The chamber of commerce’s Tourism Council, meanwhile, is evolving into a private group of about 25 to 30 leaders in the tourism industry &045; a private group that will work together to share ideas. It’s a tourism chamber of commerce, if you will.
And then there’s the Tourism Management Council, established by the city five years ago. It met a few times and then fizzled out, but it was supposed to enforce the city’s tourism ordinance &045; which includes rules for motorcoaches and carriage drivers. It just began meeting again last week, and we think that’s a good idea. Why have a tourism ordinance if no one is around to enforce it?
All of these tourism groups tell us one important thing: Tourism is an important facet of our economy, and we have to be professional and organized in our approach to marketing the community to potential tourists and conventions.
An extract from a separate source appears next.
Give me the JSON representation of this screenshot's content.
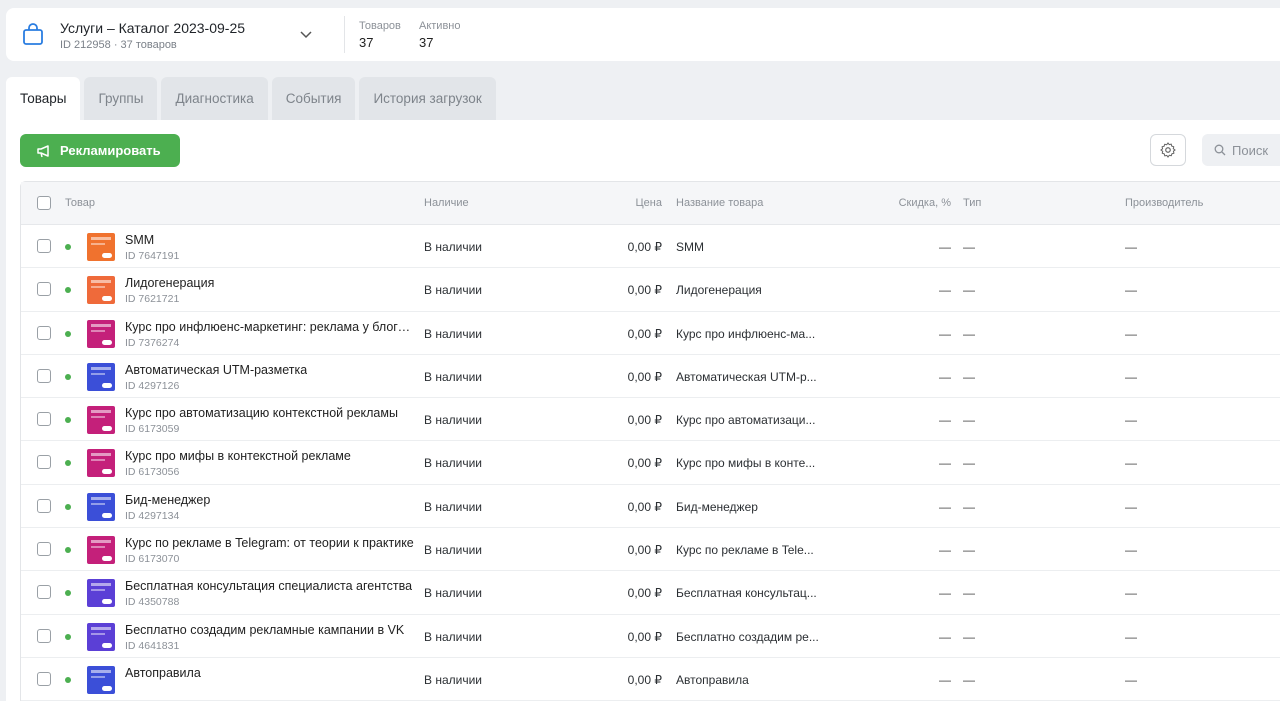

But so many different groups do run the risk of stepping on each other’s toes. We hope the those in these positions will communicate with each other &045; and stick to their assigned duties.